Blurry vision can be one of the most noticeable—and most distressing—signs of diabetes. But blurry vision is only one of several vision changes associated with diabetes, and it can be triggered by a number of different health conditions. If you understand how diabetes can affect your vision and how to help blurred vision from diabetes, you can take steps to protect yourself.
Causes of Blurred Vision with Diabetes
The following are the most common reasons blurred vision can occur in people with diabetes:
Blood Sugar Fluctuations
Excessively high or low blood sugar can cause the natural lens in the eye to swell. This swelling causes blurriness that becomes more severe the longer your blood sugar goes uncontrolled. While it can be very distressing, this type of vision change typically resolves within a few weeks once blood sugar is controlled.
Blurred vision can also happen when starting a new insulin dose is started.
Diabetic retinopathy is an eye condition caused by many years of high blood sugar that affects about 1 in 3 people with diabetes. Over time, high blood sugar can damage blood vessels in the retina and cause a range of symptoms, including the following:
- Blurry vision
- Eye floaters
- Poor night vision
- Changes in color vision
- Visual distortions (e.g., seeing wavy lines)
- Loss of vision
As diabetic retinopathy progresses, symptoms become more severe and more difficult to treat. However, many people experience no symptoms at all in the early stages. An annual retinal exam is typically recommended to detect changes as soon as possible. While vision changes from diabetic retinopathy aren’t often reversible, treatment can stabilize symptoms and help prevent further damage.
Having diabetes doubles your risk of having glaucoma. Glaucoma occurs when pressure in the eye damages the optic nerve (the bundle of nerves that transmits signals from the retina to the brain). Vision loss due to glaucoma is irreversible, but treatment can halt progression.
The following are the most common symptoms of glaucoma:
- Hazy or blurry vision
- Loss of peripheral vision or tunnel vision
- Eye pain
- Halos around lights, especially at night
- Red eyes
- Nausea or vomiting
Vision loss due to glaucoma happens very gradually, and the first signs often go unnoticed by the person experiencing them. Routine eye exams are essential to catch and treat glaucoma as early as possible.
People with diabetes are 2–5 times more likely to develop cataracts (clouding of the lens of the eye), and they’re more likely to develop cataracts at a younger age. Common cataract symptoms include the following:
- Clouded or blurry vision
- Double vision, usually in just one eye
- Sensitivity to light
- Glare or halos around lights
- Change in color vision
- Vision that doesn’t improve with new glasses
Cataracts usually develop gradually, but diabetes can speed up the process. Vision can often be restored by removing the cataract surgically and replacing it with a clear, artificial lens. This procedure is generally safe and performed on an outpatient basis.
How to Help Blurred Vision from Diabetes

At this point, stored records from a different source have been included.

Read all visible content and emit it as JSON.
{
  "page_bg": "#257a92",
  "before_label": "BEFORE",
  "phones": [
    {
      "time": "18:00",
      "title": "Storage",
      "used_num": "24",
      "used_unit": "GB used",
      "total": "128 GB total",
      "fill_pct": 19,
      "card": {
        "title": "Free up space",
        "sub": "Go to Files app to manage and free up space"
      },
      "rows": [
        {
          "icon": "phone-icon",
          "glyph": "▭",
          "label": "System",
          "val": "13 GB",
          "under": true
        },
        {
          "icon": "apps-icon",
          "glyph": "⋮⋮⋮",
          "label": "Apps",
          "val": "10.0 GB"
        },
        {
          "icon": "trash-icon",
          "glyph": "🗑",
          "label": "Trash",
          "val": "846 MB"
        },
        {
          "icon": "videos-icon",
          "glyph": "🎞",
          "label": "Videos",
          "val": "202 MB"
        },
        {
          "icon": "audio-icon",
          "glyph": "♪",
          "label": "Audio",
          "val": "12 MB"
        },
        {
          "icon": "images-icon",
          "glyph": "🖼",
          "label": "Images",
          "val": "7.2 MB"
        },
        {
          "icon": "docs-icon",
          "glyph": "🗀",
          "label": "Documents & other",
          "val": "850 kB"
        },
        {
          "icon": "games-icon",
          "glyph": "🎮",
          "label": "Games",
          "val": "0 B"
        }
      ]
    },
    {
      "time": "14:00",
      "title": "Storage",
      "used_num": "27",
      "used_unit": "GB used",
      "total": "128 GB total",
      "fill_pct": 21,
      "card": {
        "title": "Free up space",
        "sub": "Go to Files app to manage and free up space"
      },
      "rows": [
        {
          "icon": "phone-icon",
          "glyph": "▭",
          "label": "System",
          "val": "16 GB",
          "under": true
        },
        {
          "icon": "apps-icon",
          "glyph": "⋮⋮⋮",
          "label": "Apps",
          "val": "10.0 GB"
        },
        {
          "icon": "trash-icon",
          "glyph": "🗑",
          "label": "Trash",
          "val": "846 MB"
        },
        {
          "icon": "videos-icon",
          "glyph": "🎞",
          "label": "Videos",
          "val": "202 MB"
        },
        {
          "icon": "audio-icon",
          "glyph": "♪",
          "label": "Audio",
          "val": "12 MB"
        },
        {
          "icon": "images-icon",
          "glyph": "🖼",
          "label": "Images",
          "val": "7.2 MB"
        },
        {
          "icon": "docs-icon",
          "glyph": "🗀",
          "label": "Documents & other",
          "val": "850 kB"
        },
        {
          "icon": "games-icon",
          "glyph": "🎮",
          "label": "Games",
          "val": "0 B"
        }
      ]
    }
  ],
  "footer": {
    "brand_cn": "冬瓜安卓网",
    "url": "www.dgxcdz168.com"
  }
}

How to help blurred vision from diabetes depends on the cause. If you are experiencing blurred vision, it’s critical to see your healthcare provider to get a diagnosis and start treatment as soon as possible.
While there is no guaranteed way to prevent blurred vision or eye conditions, there are things you can do to set yourself up for success. The following tips can help you support eye health:
- Monitor your blood glucose levels regularly
- Eat a healthy diet rich in green, leafy vegetables and protein
- Exercise regularly to help your blood sugar stay within your target range
- Have a comprehensive eye exam at least once a year or as recommended by your healthcare provider
- Talk to your healthcare provider if you notice any changes in your vision
- Take diabetes medication and any eye medication as prescribed
- Talk to all your healthcare providers about any medication changes to make sure treatments prescribed by different specialists don’t interfere with each other
- Wear UV-protective sunglasses outside to prevent UV damage
These tips not only help you manage your eye health but also support overall wellness.
Managing Diabetes for Optimal Vision
Managing your diabetes well is one of the best things you can do to help keep your eyes healthy and your vision as clear as possible. The POGO Automatic® Monitor can make it easier.
The POGO Automatic Monitor uses 10-test cartridges with built-in test strips and lancets, which means you don’t have to keep track of multiple components. Instead, you simply press a button, and the POGO Automatic does the lancing and blood collection for you. And if you choose, you can set up your POGO Automatic to automatically upload your results to the Patterns® for POGO Automatic app, which presents your data in user-friendly visuals that help you and your healthcare provider see patterns and track trends.
POGO Automatic makes blood glucose monitoring fast, simple, and discreet so you can stay on course with your diabetes management plan anywhere, anytime.
Jaclyn Owens is a product director specializing in diabetes management tools. She is committed to using technology to empower people with diabetes and help them take control of their health.
All content on this website is for educational purposes only and does not replace the guidance of your healthcare practitioner. Always seek the advice of your physician or other qualified healthcare provider with any questions you may have regarding a medical condition or treatment and before undertaking a new healthcare regimen, and never disregard professional medical advice or delay in seeking it because of something you have read on this website.